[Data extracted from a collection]
========================================
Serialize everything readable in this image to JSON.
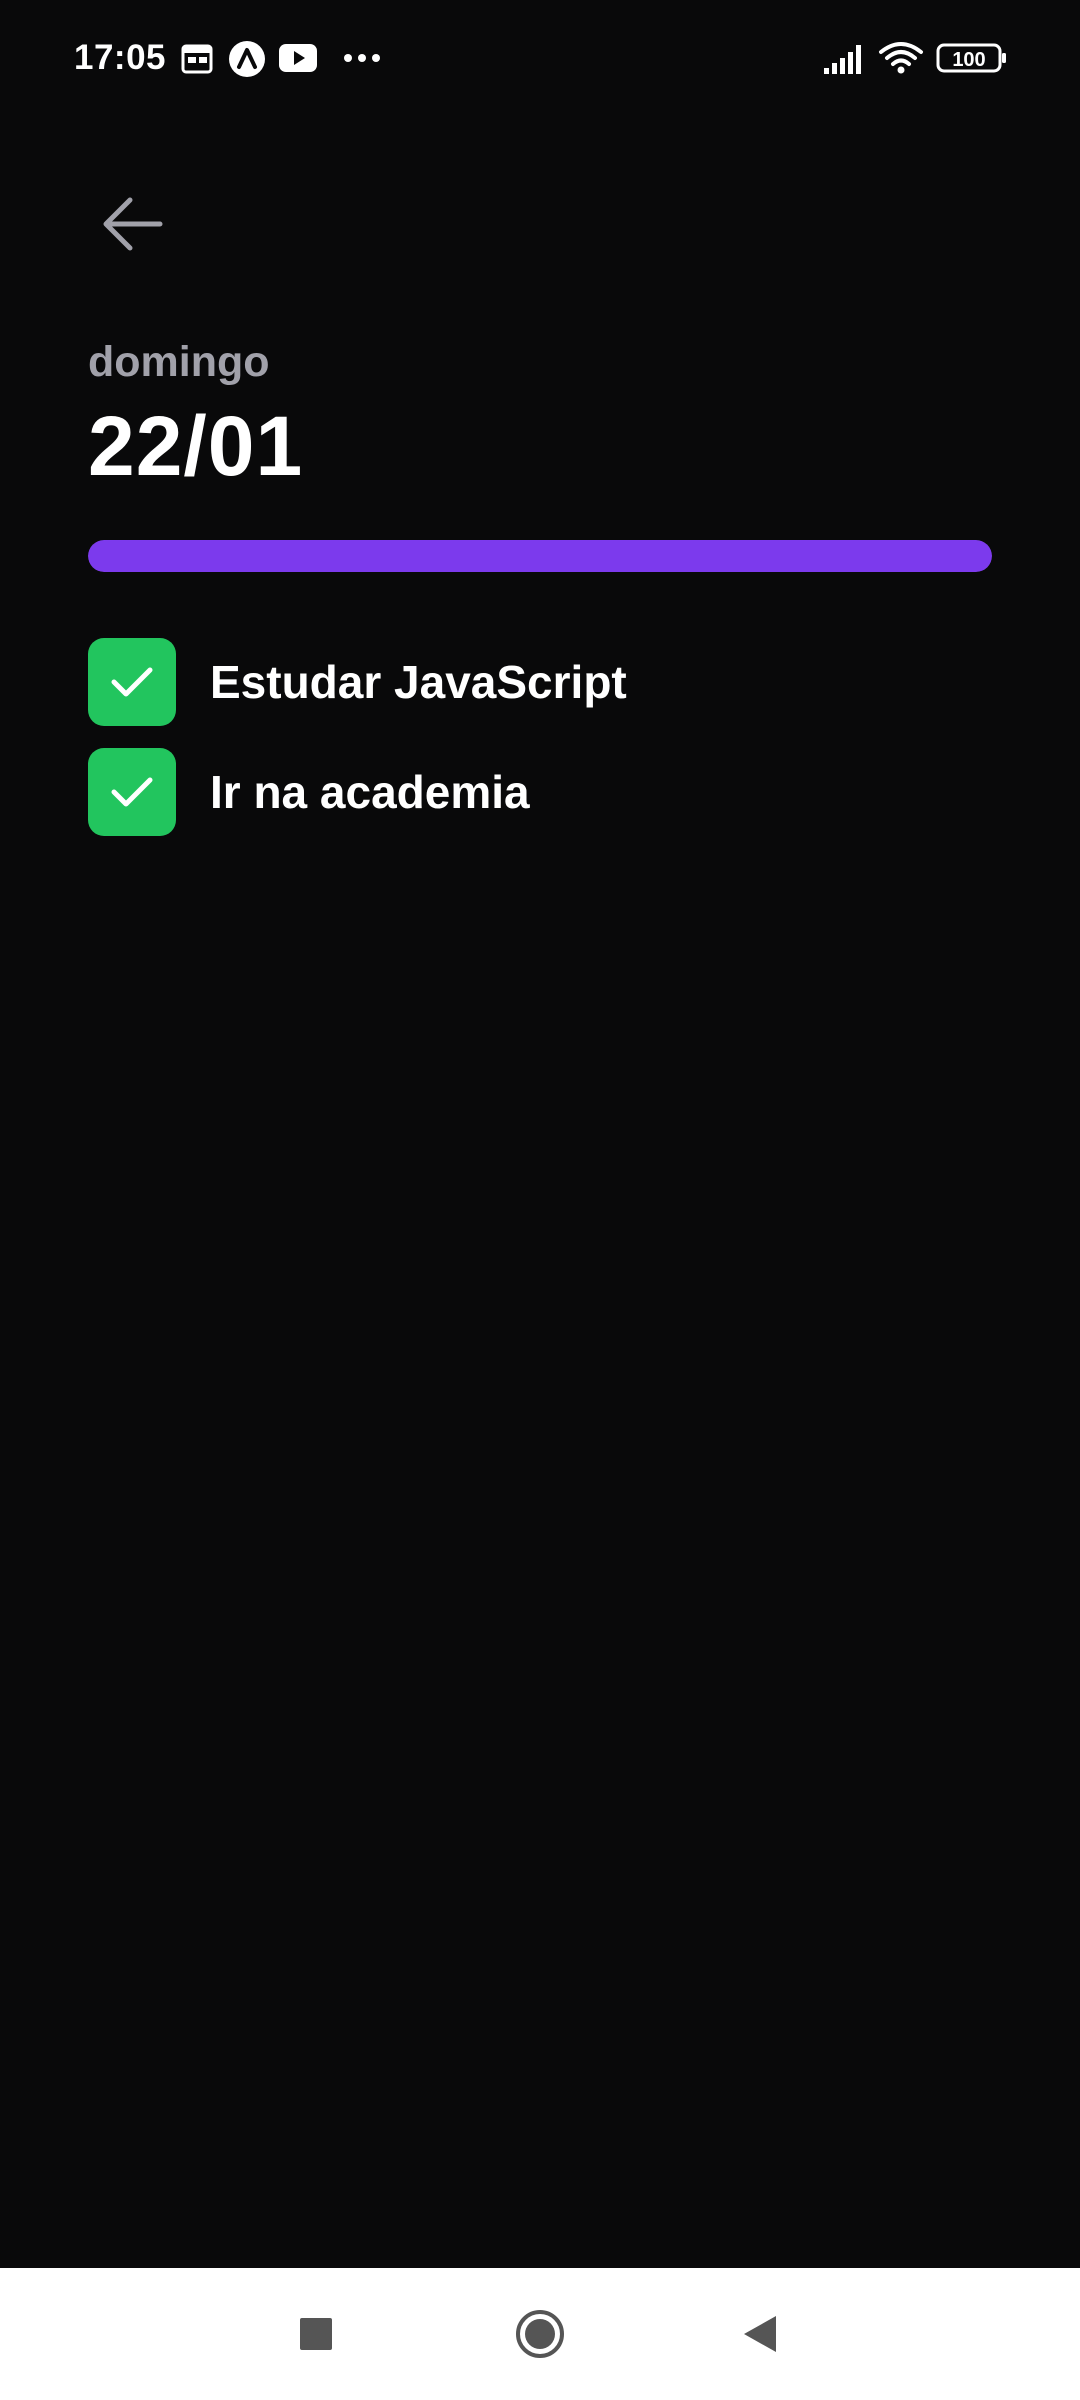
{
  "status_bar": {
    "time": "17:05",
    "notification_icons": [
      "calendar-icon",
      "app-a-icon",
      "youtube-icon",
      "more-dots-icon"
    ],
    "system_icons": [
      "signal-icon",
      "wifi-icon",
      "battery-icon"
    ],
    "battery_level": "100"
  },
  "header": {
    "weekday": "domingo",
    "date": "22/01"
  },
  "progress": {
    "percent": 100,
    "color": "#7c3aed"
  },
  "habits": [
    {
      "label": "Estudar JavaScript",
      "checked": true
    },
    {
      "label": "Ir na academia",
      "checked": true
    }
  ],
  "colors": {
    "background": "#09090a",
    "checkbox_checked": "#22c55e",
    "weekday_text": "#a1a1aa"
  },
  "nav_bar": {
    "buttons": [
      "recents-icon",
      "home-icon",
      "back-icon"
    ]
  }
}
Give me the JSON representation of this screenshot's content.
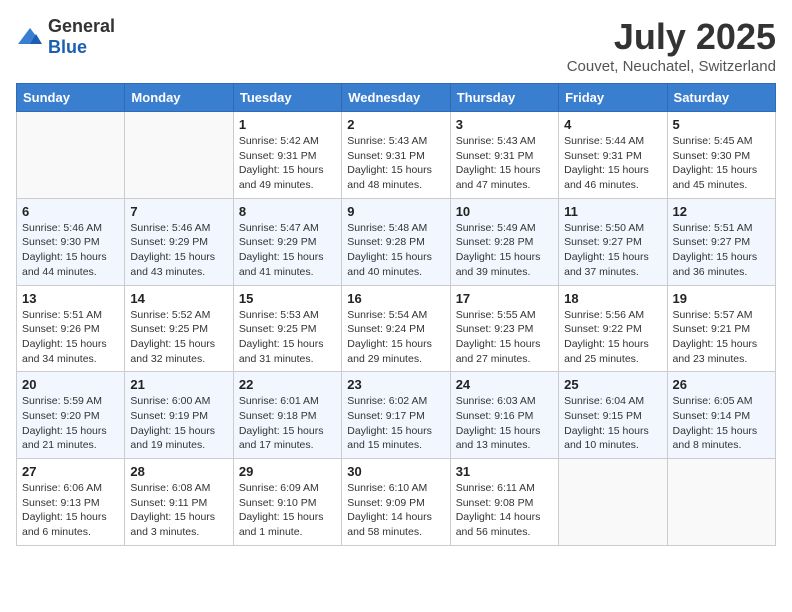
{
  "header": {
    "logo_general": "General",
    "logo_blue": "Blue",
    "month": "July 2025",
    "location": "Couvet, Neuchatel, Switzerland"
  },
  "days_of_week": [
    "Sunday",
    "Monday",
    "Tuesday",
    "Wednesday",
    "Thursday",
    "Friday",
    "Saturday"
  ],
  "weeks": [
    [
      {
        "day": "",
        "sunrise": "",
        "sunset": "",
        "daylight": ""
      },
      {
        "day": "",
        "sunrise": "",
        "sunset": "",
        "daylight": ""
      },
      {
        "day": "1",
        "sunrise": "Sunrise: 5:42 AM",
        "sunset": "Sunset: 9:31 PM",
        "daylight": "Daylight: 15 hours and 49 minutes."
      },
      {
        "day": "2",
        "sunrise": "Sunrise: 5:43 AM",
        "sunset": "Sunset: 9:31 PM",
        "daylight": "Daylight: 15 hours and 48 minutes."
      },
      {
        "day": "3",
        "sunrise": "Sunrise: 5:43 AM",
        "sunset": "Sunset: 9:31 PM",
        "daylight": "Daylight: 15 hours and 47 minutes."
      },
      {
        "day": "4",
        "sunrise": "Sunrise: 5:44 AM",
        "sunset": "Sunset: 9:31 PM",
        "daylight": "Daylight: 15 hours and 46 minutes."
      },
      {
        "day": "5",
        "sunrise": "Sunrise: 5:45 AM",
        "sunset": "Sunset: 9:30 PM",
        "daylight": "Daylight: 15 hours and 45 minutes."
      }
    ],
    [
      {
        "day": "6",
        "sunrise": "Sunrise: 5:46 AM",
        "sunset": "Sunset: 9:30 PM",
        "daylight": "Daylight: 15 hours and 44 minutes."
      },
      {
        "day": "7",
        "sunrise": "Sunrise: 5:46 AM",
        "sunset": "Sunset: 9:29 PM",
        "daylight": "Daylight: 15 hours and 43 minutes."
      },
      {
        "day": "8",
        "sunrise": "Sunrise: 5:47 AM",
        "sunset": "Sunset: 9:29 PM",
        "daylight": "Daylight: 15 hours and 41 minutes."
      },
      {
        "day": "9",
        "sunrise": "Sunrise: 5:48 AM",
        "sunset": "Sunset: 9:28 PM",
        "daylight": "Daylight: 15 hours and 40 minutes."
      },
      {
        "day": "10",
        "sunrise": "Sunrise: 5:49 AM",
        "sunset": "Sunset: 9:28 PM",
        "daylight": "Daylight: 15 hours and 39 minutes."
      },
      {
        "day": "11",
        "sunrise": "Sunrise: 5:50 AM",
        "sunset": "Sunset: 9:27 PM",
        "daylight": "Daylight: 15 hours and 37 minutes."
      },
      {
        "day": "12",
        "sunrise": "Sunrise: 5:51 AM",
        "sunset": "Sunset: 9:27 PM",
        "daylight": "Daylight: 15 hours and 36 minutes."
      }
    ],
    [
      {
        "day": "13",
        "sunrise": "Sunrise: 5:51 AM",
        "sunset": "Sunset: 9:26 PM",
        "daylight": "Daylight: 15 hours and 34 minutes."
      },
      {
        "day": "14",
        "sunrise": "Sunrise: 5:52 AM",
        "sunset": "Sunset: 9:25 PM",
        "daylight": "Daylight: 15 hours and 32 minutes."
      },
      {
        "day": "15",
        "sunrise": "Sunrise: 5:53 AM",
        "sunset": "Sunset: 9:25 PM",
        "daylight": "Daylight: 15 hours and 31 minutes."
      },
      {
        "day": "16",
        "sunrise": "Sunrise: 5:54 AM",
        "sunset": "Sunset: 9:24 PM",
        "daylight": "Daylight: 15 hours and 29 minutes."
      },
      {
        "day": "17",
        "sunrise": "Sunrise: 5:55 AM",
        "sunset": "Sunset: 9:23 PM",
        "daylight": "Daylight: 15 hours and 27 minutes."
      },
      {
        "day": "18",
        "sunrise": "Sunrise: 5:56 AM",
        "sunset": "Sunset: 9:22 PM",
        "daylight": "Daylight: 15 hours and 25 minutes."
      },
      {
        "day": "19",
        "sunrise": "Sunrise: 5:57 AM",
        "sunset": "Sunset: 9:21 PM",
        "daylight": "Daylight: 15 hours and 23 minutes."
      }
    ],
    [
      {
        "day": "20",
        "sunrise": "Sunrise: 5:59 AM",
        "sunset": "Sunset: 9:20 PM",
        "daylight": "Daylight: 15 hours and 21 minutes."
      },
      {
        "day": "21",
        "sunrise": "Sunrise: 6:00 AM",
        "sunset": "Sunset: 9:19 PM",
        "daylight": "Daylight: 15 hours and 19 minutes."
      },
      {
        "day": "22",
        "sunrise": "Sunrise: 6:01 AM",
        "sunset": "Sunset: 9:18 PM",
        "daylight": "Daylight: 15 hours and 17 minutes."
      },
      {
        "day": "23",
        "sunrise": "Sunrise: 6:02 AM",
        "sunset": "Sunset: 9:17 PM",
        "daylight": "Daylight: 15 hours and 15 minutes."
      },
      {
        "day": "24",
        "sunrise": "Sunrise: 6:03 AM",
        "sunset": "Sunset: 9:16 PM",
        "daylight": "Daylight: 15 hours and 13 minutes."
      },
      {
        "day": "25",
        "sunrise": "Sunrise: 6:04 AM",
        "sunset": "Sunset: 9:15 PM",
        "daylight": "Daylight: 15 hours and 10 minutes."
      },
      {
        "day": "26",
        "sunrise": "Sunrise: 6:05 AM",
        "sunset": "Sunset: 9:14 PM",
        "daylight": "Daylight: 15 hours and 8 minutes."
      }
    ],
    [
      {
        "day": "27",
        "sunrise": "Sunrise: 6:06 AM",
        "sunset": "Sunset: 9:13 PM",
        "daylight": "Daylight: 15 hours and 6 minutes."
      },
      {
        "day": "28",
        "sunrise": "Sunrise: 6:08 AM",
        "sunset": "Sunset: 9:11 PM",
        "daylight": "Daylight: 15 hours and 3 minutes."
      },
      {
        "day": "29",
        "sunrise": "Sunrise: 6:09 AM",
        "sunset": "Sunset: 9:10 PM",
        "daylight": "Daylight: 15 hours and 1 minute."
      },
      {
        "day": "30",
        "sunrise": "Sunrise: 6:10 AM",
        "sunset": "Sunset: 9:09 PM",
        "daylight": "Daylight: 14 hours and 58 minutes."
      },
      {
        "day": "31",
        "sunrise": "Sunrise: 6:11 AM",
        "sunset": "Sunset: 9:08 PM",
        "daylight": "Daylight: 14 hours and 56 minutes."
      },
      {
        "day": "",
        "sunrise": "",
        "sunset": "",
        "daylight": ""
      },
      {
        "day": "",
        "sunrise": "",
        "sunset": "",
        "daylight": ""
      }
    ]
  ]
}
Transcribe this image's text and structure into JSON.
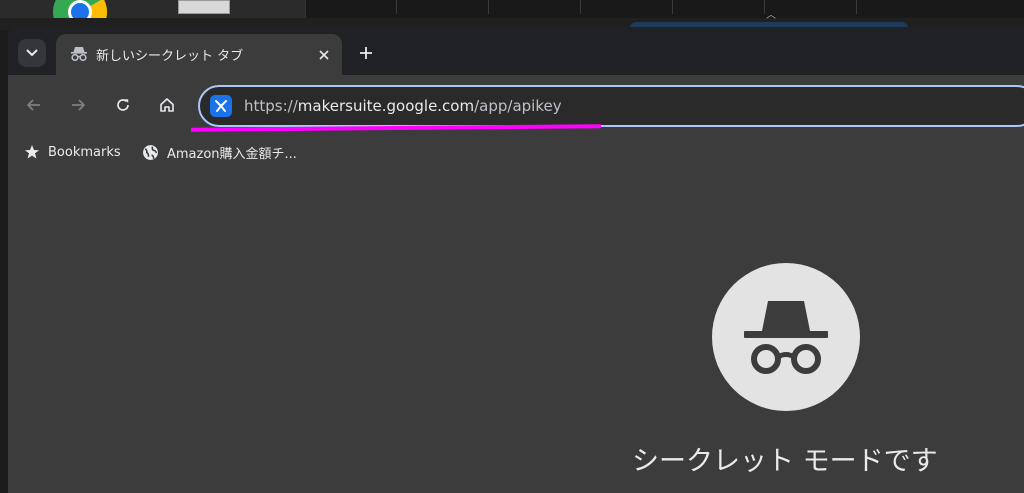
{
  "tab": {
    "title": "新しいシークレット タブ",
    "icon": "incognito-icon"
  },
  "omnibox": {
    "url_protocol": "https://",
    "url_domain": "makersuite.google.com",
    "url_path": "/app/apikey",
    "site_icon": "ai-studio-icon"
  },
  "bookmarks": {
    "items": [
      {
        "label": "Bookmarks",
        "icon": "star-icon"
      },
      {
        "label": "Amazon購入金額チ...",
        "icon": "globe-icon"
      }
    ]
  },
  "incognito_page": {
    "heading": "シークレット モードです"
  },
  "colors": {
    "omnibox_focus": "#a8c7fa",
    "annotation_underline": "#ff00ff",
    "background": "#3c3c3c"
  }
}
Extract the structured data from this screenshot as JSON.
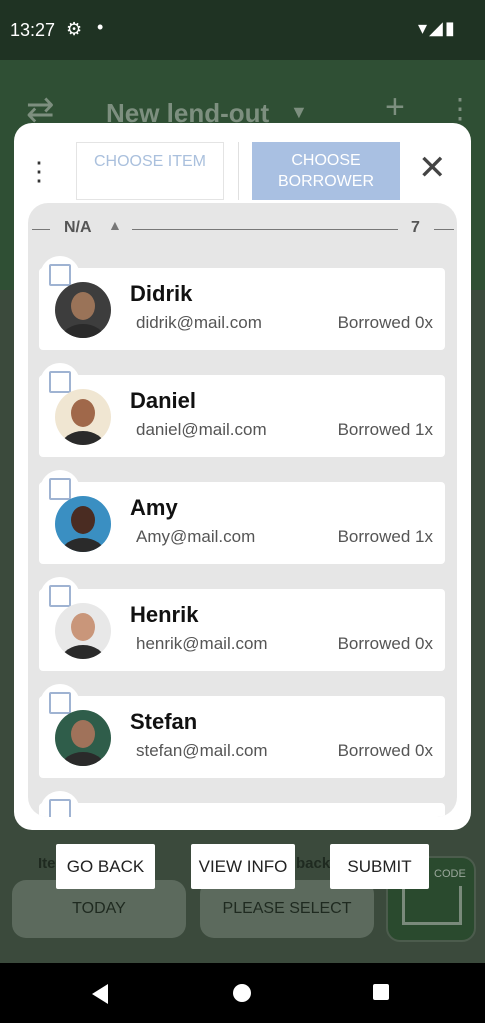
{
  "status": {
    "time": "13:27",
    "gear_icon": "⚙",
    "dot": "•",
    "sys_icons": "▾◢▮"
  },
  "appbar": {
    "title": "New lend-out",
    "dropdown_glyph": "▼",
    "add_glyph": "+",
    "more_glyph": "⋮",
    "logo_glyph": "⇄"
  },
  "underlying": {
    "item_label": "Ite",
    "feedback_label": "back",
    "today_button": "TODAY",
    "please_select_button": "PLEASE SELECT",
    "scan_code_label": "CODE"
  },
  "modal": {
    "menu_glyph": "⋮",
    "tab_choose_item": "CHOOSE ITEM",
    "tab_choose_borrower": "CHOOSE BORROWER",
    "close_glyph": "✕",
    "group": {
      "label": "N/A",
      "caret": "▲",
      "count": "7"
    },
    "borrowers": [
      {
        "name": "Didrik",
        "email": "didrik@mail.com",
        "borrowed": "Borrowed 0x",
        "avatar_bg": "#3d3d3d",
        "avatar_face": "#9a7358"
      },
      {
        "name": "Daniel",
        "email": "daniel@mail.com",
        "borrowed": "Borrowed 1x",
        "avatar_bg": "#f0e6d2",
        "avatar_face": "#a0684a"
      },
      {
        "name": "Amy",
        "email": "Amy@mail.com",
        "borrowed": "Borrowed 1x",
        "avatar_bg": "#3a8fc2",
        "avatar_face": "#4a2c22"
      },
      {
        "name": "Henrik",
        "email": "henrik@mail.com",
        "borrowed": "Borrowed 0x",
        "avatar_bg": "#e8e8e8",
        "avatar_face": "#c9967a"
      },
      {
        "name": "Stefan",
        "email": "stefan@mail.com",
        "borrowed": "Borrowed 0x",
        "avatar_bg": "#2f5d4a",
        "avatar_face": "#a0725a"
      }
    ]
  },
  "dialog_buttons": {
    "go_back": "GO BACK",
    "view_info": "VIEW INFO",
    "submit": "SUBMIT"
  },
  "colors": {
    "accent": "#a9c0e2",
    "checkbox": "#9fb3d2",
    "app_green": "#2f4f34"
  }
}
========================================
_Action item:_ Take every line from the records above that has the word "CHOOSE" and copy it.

_Answer section:_
    "tab_choose_item": "CHOOSE ITEM",
    "tab_choose_borrower": "CHOOSE BORROWER",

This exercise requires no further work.